What this task involves
All lines of the records below that contain the word "JSON" must be listed.

Data records for software interfaces
___

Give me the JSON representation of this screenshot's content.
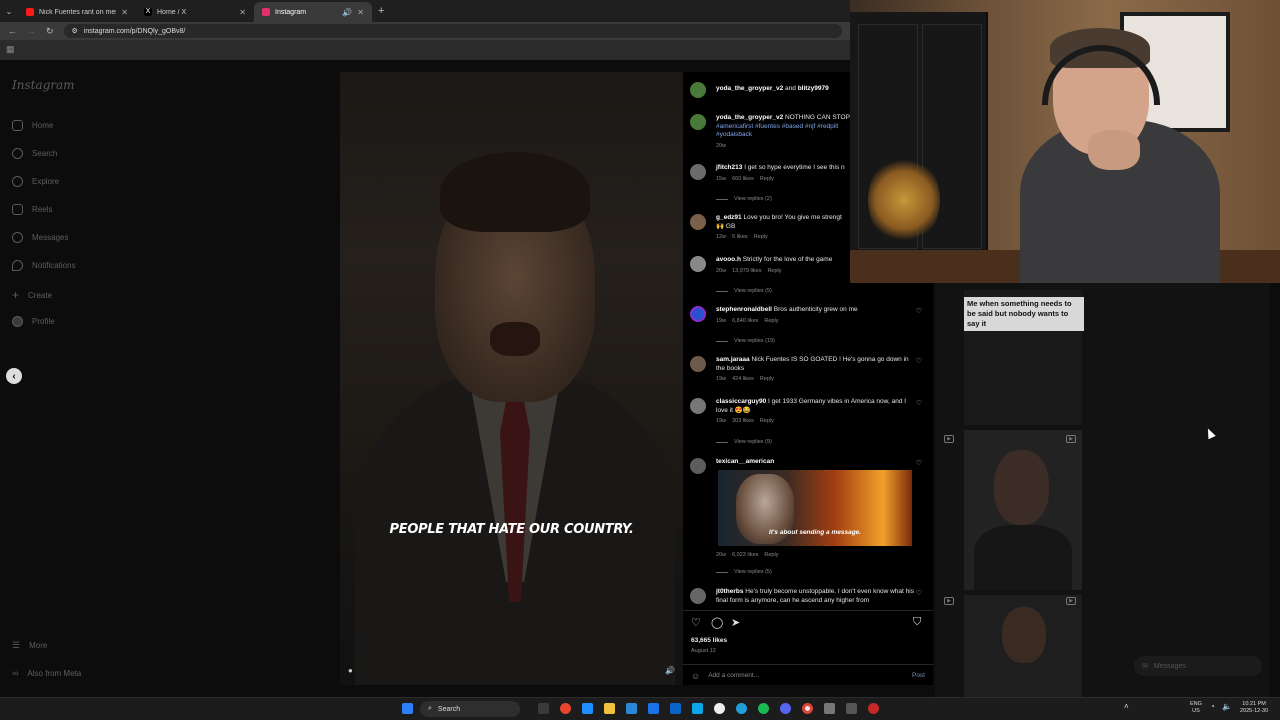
{
  "browser": {
    "tabs": [
      {
        "title": "Nick Fuentes rant on merit and",
        "favicon_color": "#ff1a1a"
      },
      {
        "title": "Home / X",
        "favicon_color": "#ffffff"
      },
      {
        "title": "Instagram",
        "favicon_color": "#e1306c"
      }
    ],
    "url": "instagram.com/p/DNQly_gOBv8/"
  },
  "instagram": {
    "logo": "Instagram",
    "nav": [
      {
        "label": "Home",
        "icon": "home-icon"
      },
      {
        "label": "Search",
        "icon": "search-icon"
      },
      {
        "label": "Explore",
        "icon": "compass-icon"
      },
      {
        "label": "Reels",
        "icon": "reels-icon"
      },
      {
        "label": "Messages",
        "icon": "messenger-icon"
      },
      {
        "label": "Notifications",
        "icon": "heart-icon"
      },
      {
        "label": "Create",
        "icon": "plus-icon"
      },
      {
        "label": "Profile",
        "icon": "profile-icon"
      }
    ],
    "more_label": "More",
    "also_meta_label": "Also from Meta",
    "video_caption": "PEOPLE THAT HATE OUR COUNTRY.",
    "post_header": {
      "user": "yoda_the_groyper_v2",
      "and": "and",
      "collab": "blitzy9979"
    },
    "post_caption": {
      "user": "yoda_the_groyper_v2",
      "text": "NOTHING CAN STOP",
      "hashtags": "#americafirst #fuentes #based #njf #redpill",
      "hashtags2": "#yodaisback",
      "age": "20w"
    },
    "comments": [
      {
        "user": "jfitch213",
        "text": "I get so hype everytime I see this n",
        "age": "15w",
        "likes": "660 likes",
        "reply": "Reply",
        "view_replies": "View replies (2)"
      },
      {
        "user": "g_edz91",
        "text": "Love you bro! You give me strengt",
        "text2": "🙌 GB",
        "age": "12w",
        "likes": "5 likes",
        "reply": "Reply"
      },
      {
        "user": "avooo.h",
        "text": "Strictly for the love of the game",
        "age": "20w",
        "likes": "13,979 likes",
        "reply": "Reply",
        "view_replies": "View replies (9)"
      },
      {
        "user": "stephenronaldbell",
        "text": "Bros authenticity grew on me",
        "age": "19w",
        "likes": "6,840 likes",
        "reply": "Reply",
        "view_replies": "View replies (19)"
      },
      {
        "user": "sam.jaraaa",
        "text": "Nick Fuentes IS SO GOATED ! He's gonna go down in the books",
        "age": "19w",
        "likes": "424 likes",
        "reply": "Reply"
      },
      {
        "user": "classiccarguy90",
        "text": "I get 1933 Germany vibes in America now, and I love it 😍😂",
        "age": "19w",
        "likes": "303 likes",
        "reply": "Reply",
        "view_replies": "View replies (9)"
      },
      {
        "user": "texican__american",
        "text": "",
        "gif_caption": "It's about sending a message.",
        "age": "20w",
        "likes": "6,023 likes",
        "reply": "Reply",
        "view_replies": "View replies (5)"
      },
      {
        "user": "jt0therbs",
        "text": "He's truly become unstoppable. I don't even know what his final form is anymore, can he ascend any higher from"
      }
    ],
    "like_count": "63,665 likes",
    "post_date": "August 12",
    "add_comment_placeholder": "Add a comment...",
    "post_button": "Post",
    "reel_caption": "Me when something needs to be said but nobody wants to say it",
    "messages_label": "Messages"
  },
  "taskbar": {
    "search_label": "Search",
    "lang": "ENG",
    "region": "US",
    "time": "10:21 PM",
    "date": "2025-12-30"
  }
}
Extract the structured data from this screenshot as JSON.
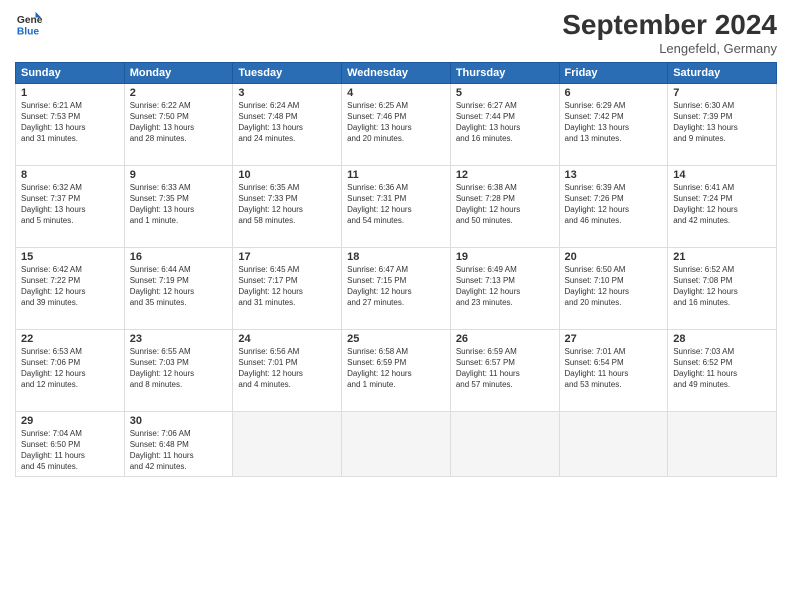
{
  "header": {
    "logo_line1": "General",
    "logo_line2": "Blue",
    "month_title": "September 2024",
    "location": "Lengefeld, Germany"
  },
  "weekdays": [
    "Sunday",
    "Monday",
    "Tuesday",
    "Wednesday",
    "Thursday",
    "Friday",
    "Saturday"
  ],
  "days": [
    {
      "num": "",
      "info": ""
    },
    {
      "num": "",
      "info": ""
    },
    {
      "num": "",
      "info": ""
    },
    {
      "num": "",
      "info": ""
    },
    {
      "num": "",
      "info": ""
    },
    {
      "num": "",
      "info": ""
    },
    {
      "num": "",
      "info": ""
    },
    {
      "num": "1",
      "info": "Sunrise: 6:21 AM\nSunset: 7:53 PM\nDaylight: 13 hours\nand 31 minutes."
    },
    {
      "num": "2",
      "info": "Sunrise: 6:22 AM\nSunset: 7:50 PM\nDaylight: 13 hours\nand 28 minutes."
    },
    {
      "num": "3",
      "info": "Sunrise: 6:24 AM\nSunset: 7:48 PM\nDaylight: 13 hours\nand 24 minutes."
    },
    {
      "num": "4",
      "info": "Sunrise: 6:25 AM\nSunset: 7:46 PM\nDaylight: 13 hours\nand 20 minutes."
    },
    {
      "num": "5",
      "info": "Sunrise: 6:27 AM\nSunset: 7:44 PM\nDaylight: 13 hours\nand 16 minutes."
    },
    {
      "num": "6",
      "info": "Sunrise: 6:29 AM\nSunset: 7:42 PM\nDaylight: 13 hours\nand 13 minutes."
    },
    {
      "num": "7",
      "info": "Sunrise: 6:30 AM\nSunset: 7:39 PM\nDaylight: 13 hours\nand 9 minutes."
    },
    {
      "num": "8",
      "info": "Sunrise: 6:32 AM\nSunset: 7:37 PM\nDaylight: 13 hours\nand 5 minutes."
    },
    {
      "num": "9",
      "info": "Sunrise: 6:33 AM\nSunset: 7:35 PM\nDaylight: 13 hours\nand 1 minute."
    },
    {
      "num": "10",
      "info": "Sunrise: 6:35 AM\nSunset: 7:33 PM\nDaylight: 12 hours\nand 58 minutes."
    },
    {
      "num": "11",
      "info": "Sunrise: 6:36 AM\nSunset: 7:31 PM\nDaylight: 12 hours\nand 54 minutes."
    },
    {
      "num": "12",
      "info": "Sunrise: 6:38 AM\nSunset: 7:28 PM\nDaylight: 12 hours\nand 50 minutes."
    },
    {
      "num": "13",
      "info": "Sunrise: 6:39 AM\nSunset: 7:26 PM\nDaylight: 12 hours\nand 46 minutes."
    },
    {
      "num": "14",
      "info": "Sunrise: 6:41 AM\nSunset: 7:24 PM\nDaylight: 12 hours\nand 42 minutes."
    },
    {
      "num": "15",
      "info": "Sunrise: 6:42 AM\nSunset: 7:22 PM\nDaylight: 12 hours\nand 39 minutes."
    },
    {
      "num": "16",
      "info": "Sunrise: 6:44 AM\nSunset: 7:19 PM\nDaylight: 12 hours\nand 35 minutes."
    },
    {
      "num": "17",
      "info": "Sunrise: 6:45 AM\nSunset: 7:17 PM\nDaylight: 12 hours\nand 31 minutes."
    },
    {
      "num": "18",
      "info": "Sunrise: 6:47 AM\nSunset: 7:15 PM\nDaylight: 12 hours\nand 27 minutes."
    },
    {
      "num": "19",
      "info": "Sunrise: 6:49 AM\nSunset: 7:13 PM\nDaylight: 12 hours\nand 23 minutes."
    },
    {
      "num": "20",
      "info": "Sunrise: 6:50 AM\nSunset: 7:10 PM\nDaylight: 12 hours\nand 20 minutes."
    },
    {
      "num": "21",
      "info": "Sunrise: 6:52 AM\nSunset: 7:08 PM\nDaylight: 12 hours\nand 16 minutes."
    },
    {
      "num": "22",
      "info": "Sunrise: 6:53 AM\nSunset: 7:06 PM\nDaylight: 12 hours\nand 12 minutes."
    },
    {
      "num": "23",
      "info": "Sunrise: 6:55 AM\nSunset: 7:03 PM\nDaylight: 12 hours\nand 8 minutes."
    },
    {
      "num": "24",
      "info": "Sunrise: 6:56 AM\nSunset: 7:01 PM\nDaylight: 12 hours\nand 4 minutes."
    },
    {
      "num": "25",
      "info": "Sunrise: 6:58 AM\nSunset: 6:59 PM\nDaylight: 12 hours\nand 1 minute."
    },
    {
      "num": "26",
      "info": "Sunrise: 6:59 AM\nSunset: 6:57 PM\nDaylight: 11 hours\nand 57 minutes."
    },
    {
      "num": "27",
      "info": "Sunrise: 7:01 AM\nSunset: 6:54 PM\nDaylight: 11 hours\nand 53 minutes."
    },
    {
      "num": "28",
      "info": "Sunrise: 7:03 AM\nSunset: 6:52 PM\nDaylight: 11 hours\nand 49 minutes."
    },
    {
      "num": "29",
      "info": "Sunrise: 7:04 AM\nSunset: 6:50 PM\nDaylight: 11 hours\nand 45 minutes."
    },
    {
      "num": "30",
      "info": "Sunrise: 7:06 AM\nSunset: 6:48 PM\nDaylight: 11 hours\nand 42 minutes."
    },
    {
      "num": "",
      "info": ""
    },
    {
      "num": "",
      "info": ""
    },
    {
      "num": "",
      "info": ""
    },
    {
      "num": "",
      "info": ""
    },
    {
      "num": "",
      "info": ""
    }
  ]
}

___

Answer to this exercise
Give me the JSON representation of this screenshot's content.
Extract the structured data from this screenshot as JSON.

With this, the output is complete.